Floating photovoltaic systems have been tested in Sri Lanka by Norwegian scientists. High-density polyethylene (HDPE) tubes and composite beams provide buoyancy for the solar panels.
In Kilinochchi, Sri Lanka, researchers from Norway’s Institute for Energy Technology recently tested a revolutionary floating PV system design designed by the Norwegian firm Current Solar.
Composite beams support the solar panels, and the system has a power output of 44 kW. The HDPE pipes provide the buoyancy of the system.
According to the scientists, a 15-degree tilt on the east-west orientation of the composite beams and the direction of the solar panels ensures maximal usage of the standard-length HDPE pipe. As a result, strings that face west have four strings that face east.
The Norway-based REC Group provided the REC Solar N-Peak 315 W and the REC Solar TwinPeak 295 W.
Researchers explained that there are eight strings in the FPV system, each of which has 18 modules. “For each module type, there are two strings facing west and two facing east, resulting in eight strings.” Therefore, this inverter has a separate maximum power point tracker (MPPT) for each pair of strings with the same module type and orientation.”
A 50 kW SMA inverter with a total of six MPPTs is used. Small footprint, open structure, close to water surface: these are the system’s attributes described by the group.
A reference 2.5 kW installation on the reservoir’s shore was used to measure the floating array’s performance over a year. Eight 315 W REC Solar N-Peak modules oriented at an 8-degree tilt make up the standard reference system.
The floating PV system was found free of performance concerns by academics. Despite this, the dam at which it was erected had already been dry for some years.
According to the researchers, there is only a 0.6% difference in yield between the FPV and a nearby ground-mounted PV system when the systems are operating at their best. This difference “is not regarded as a considerable variation in performance,” they said. According to the data, “the overall performance of the system is comparable to other floating PV systems in similar climes.”

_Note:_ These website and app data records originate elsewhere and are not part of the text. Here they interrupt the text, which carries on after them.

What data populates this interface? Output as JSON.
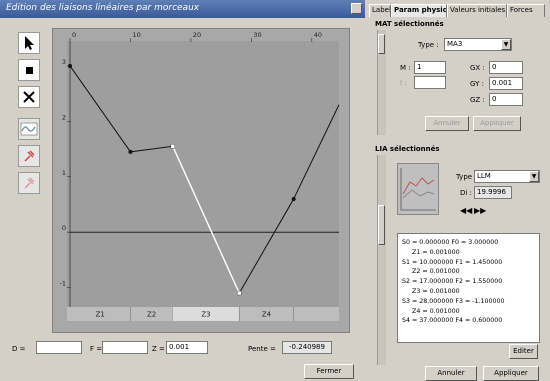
{
  "left_window": {
    "title": "Edition des liaisons linéaires par morceaux",
    "footer": {
      "d_label": "D =",
      "d_value": "",
      "f_label": "F =",
      "f_value": "",
      "z_label": "Z =",
      "z_value": "0.001",
      "pente_label": "Pente =",
      "pente_value": "-0.240989",
      "close_label": "Fermer"
    }
  },
  "tools": [
    "select-arrow",
    "square",
    "cross",
    "wave",
    "pin",
    "pin-alt"
  ],
  "chart_data": {
    "type": "line",
    "x_ticks": [
      "0",
      "10",
      "20",
      "30",
      "40"
    ],
    "x_tick_values": [
      0,
      10,
      20,
      30,
      40
    ],
    "y_ticks": [
      "3",
      "2",
      "1",
      "0",
      "-1"
    ],
    "y_tick_values": [
      3,
      2,
      1,
      0,
      -1
    ],
    "xlim": [
      -0.5,
      44.5
    ],
    "ylim": [
      -1.35,
      3.45
    ],
    "points": [
      {
        "x": 0,
        "y": 3.0,
        "marker": "dark"
      },
      {
        "x": 10,
        "y": 1.45,
        "marker": "dark"
      },
      {
        "x": 17,
        "y": 1.55,
        "marker": "light"
      },
      {
        "x": 28,
        "y": -1.1,
        "marker": "light"
      },
      {
        "x": 37,
        "y": 0.6,
        "marker": "dark"
      },
      {
        "x": 44.5,
        "y": 2.3,
        "marker": "none"
      }
    ],
    "highlight_segment": [
      2,
      3
    ],
    "baseline_y": 0,
    "zones": [
      {
        "label": "Z1",
        "from": 0,
        "to": 10
      },
      {
        "label": "Z2",
        "from": 10,
        "to": 17
      },
      {
        "label": "Z3",
        "from": 17,
        "to": 28
      },
      {
        "label": "Z4",
        "from": 28,
        "to": 37
      }
    ],
    "active_zone": 2,
    "colors": {
      "plot_bg": "#9e9e9e",
      "line": "#111111",
      "highlight": "#ffffff",
      "axis_band": "#bdbdbd",
      "active_zone": "#dcdcdc"
    }
  },
  "right_window": {
    "tabs": [
      "Labels",
      "Param physiques",
      "Valeurs initiales",
      "Forces"
    ],
    "active_tab": 1,
    "mat_section": {
      "title": "MAT sélectionnés",
      "type_label": "Type :",
      "type_value": "MA3",
      "m_label": "M :",
      "m_value": "1",
      "i_label": "I :",
      "i_value": "",
      "gx_label": "GX :",
      "gx_value": "0",
      "gy_label": "GY :",
      "gy_value": "0.001",
      "gz_label": "GZ :",
      "gz_value": "0",
      "btn_annuler": "Annuler",
      "btn_appliquer": "Appliquer"
    },
    "lia_section": {
      "title": "LIA sélectionnés",
      "type_label": "Type :",
      "type_value": "LLM",
      "di_label": "Di :",
      "di_value": "19.9996",
      "list": [
        {
          "text": "S0 = 0.000000 F0 = 3.000000",
          "indent": false
        },
        {
          "text": "Z1 = 0.001000",
          "indent": true
        },
        {
          "text": "S1 = 10.000000 F1 = 1.450000",
          "indent": false
        },
        {
          "text": "Z2 = 0.001000",
          "indent": true
        },
        {
          "text": "S2 = 17.000000 F2 = 1.550000",
          "indent": false
        },
        {
          "text": "Z3 = 0.001000",
          "indent": true
        },
        {
          "text": "S3 = 28.000000 F3 = -1.100000",
          "indent": false
        },
        {
          "text": "Z4 = 0.001000",
          "indent": true
        },
        {
          "text": "S4 = 37.000000 F4 = 0.600000",
          "indent": false
        }
      ],
      "edit_label": "Editer"
    },
    "bottom": {
      "annuler": "Annuler",
      "appliquer": "Appliquer"
    }
  }
}
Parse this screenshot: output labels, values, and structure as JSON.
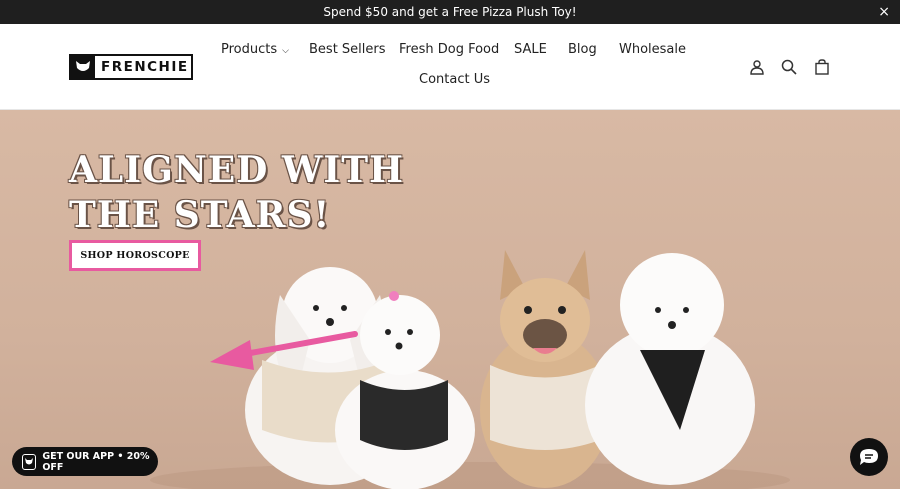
{
  "announcement": {
    "text": "Spend $50 and get a Free Pizza Plush Toy!",
    "close_label": "×"
  },
  "brand": {
    "name": "FRENCHIE"
  },
  "nav": {
    "products": "Products",
    "best_sellers": "Best Sellers",
    "fresh_dog_food": "Fresh Dog Food",
    "sale": "SALE",
    "blog": "Blog",
    "wholesale": "Wholesale",
    "contact_us": "Contact Us"
  },
  "icons": {
    "account": "account-icon",
    "search": "search-icon",
    "cart": "cart-icon"
  },
  "hero": {
    "headline_line1": "ALIGNED WITH",
    "headline_line2": "THE STARS!",
    "button_label": "SHOP HOROSCOPE",
    "accent_color": "#e85aa0"
  },
  "app_banner": {
    "label": "GET OUR APP • 20% OFF"
  }
}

Published recently in Solar Energy, “The performance and amphibious operating potential of a new floating photovoltaic system” outlines their findings.
“Three years of operational data are needed and will be reported on at a later date,” they claimed to analyze the degradation and reliability of the system.